So the New York Times has a predictably pointless or just randomly condescending article on America's leading diner. The long and diverse thread is a lot more interesting than the article.
Sure Waffle Houses are robbed more than most restaurants. But it's actually amazing that they aren't robbed more. They're cash-only concerns in sketchy parts of town or right on the Interstate. They're easy marks.
It used to be (and may still be, for all I know) that the Waffle House was one of the top examples used at Harvard Business School of an extraordinarily successful entrepreneurial achievement.
Maybe no other chain combines a huge number of locations with real intimacy at each and every one. Going to a Waffle House is like going to bar. For one thing, late at night at least some of the customers will be drunk. And many of them will obviously be struggling to get by in life or just down and out. But all things considered, everyone is well behaved, and there's a kind of a easygoing friendliness with people you've never met before.
Well, you may actually know the people if it's your local Waffle House. But the experience is not so different if you've just pulled off the Interstate in the middle of nowhere in some pretty depopulated part of some southern state.
I know northerners who put the Waffle House in the general category of features of the scary, redneck South. They call it the "Awful House," and they stop there only if they must on the way to Atlanta or Florida or whatever. They're not properly grateful for the all-day, everyday reliable service and general tastiness of the food so conveniently located next to the exit.
It's true that if you ate at the Waffle House all the time you'd die young. But the effect on your arteries is clinically insignificant if you drop by once in a while.
The Waffle Houses rather conscientiously fulfill a neglected social need. They're clean, well-lit, warm, and inviting places that are always open. The one piece of useful information the NYT shares with us is that they knock themselves out never to close, even in blizzards, hurricanes, and other disasters. They have their own generators, the employees always show up, they stock up on food on the basis of forecasts, and so forth.
There are lots of unfortunate Americans who really need such a place. They need a cheap, hot meal when the power is out, and they often have been rendered homeless by personal disasters not shared by most of us.

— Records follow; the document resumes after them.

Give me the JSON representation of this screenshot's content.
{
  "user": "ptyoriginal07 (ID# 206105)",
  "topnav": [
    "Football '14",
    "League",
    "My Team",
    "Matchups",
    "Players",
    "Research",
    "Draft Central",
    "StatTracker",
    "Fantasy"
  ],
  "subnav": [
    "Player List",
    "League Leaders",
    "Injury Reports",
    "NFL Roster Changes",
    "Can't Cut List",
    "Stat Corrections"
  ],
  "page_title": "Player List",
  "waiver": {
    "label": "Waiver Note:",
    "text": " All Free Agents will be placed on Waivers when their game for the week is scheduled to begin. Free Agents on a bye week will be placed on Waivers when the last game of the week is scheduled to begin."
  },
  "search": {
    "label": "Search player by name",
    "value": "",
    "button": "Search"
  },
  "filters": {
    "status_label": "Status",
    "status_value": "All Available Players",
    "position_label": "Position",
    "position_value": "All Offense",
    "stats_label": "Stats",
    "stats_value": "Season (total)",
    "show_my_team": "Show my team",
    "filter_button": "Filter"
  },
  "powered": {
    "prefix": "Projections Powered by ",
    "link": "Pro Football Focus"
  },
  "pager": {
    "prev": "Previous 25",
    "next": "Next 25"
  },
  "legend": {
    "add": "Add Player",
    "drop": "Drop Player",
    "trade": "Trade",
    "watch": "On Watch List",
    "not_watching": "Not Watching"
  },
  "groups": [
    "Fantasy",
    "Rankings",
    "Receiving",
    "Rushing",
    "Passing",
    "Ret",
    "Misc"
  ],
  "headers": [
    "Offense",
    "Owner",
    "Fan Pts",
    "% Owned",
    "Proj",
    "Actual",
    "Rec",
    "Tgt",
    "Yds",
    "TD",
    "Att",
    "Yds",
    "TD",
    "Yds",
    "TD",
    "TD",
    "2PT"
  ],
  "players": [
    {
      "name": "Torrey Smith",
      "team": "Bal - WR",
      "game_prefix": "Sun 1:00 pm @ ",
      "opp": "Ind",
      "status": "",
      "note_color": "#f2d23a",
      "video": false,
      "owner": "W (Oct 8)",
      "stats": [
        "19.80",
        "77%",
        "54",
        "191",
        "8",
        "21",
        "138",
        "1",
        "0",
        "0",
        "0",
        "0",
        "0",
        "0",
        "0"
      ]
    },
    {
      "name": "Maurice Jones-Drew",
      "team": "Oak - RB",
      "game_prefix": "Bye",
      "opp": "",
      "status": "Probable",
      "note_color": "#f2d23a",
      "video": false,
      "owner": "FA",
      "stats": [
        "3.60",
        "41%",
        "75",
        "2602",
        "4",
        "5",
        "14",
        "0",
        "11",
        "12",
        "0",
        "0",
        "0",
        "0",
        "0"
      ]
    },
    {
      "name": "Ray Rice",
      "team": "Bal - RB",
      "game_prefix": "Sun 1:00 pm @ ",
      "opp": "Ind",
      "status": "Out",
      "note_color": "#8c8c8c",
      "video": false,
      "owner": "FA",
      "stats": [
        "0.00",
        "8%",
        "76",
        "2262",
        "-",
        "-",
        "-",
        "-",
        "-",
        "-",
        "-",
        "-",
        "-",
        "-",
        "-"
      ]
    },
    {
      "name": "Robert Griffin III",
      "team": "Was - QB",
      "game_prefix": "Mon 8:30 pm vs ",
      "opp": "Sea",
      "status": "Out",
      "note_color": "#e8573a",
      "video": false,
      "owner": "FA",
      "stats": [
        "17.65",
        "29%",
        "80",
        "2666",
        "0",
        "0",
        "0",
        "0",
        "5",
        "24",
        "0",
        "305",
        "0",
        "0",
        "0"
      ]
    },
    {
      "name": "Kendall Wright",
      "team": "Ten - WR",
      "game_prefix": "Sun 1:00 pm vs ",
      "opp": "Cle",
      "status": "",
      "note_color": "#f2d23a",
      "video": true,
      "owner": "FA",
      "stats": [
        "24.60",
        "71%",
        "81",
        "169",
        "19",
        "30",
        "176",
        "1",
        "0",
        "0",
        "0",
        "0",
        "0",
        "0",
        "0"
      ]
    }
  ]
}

The typical Waffle House crowd is mostly lower middle-class people, people who work with their hands, the class of Americans that was hit hardest by the economic downturn.
But late at night especially, the Waffle House is a classless society. It is fashionable for young people of all classes to go there (at least in Rome, GA). College students study for exams there, and they can stay as long as they want, all night, if need be.
One great thing about the Waffle House is that you can sit at the counter and watch your food being prepared. Nothing is hidden. If someone spits in your food, you can see it happen. (So it doesn't happen.) Can you say that about your fancy French restaurant with the snotty service persons who you really know have nothing but contempt for you?
I've observed many times the high level of professionalism of the staff at Waffle House. You don't usually have young people working their way through school. The people behind the counter are generally older, and their "career" is what they're doing right now. They really know what they're doing, and they fill lots of orders quickly and cheerfully. Let me emphasize cheerfully. The staff is mostly responsible for what nice places Waffle Houses always seem to be.
The waffles are really delicious. The best thing to eat at the Waffle House are the scattered, smothered, and covered hash browns—that is, covered with cheese, ham, onions, tomatoes, chili, and other stuff too. All the food groups are represented.
If you want a low-carb option, order either the ham and cheese or steak and cheese omelet, with, of course, no grits or toast and a side of bacon. If you want a vegetable, ask for a side of tomato slices (okay—technically not a vegetable).
The coffee at Waffle House is much better than the swill at Starbucks. It's also cheaper, and your cup is bottomless.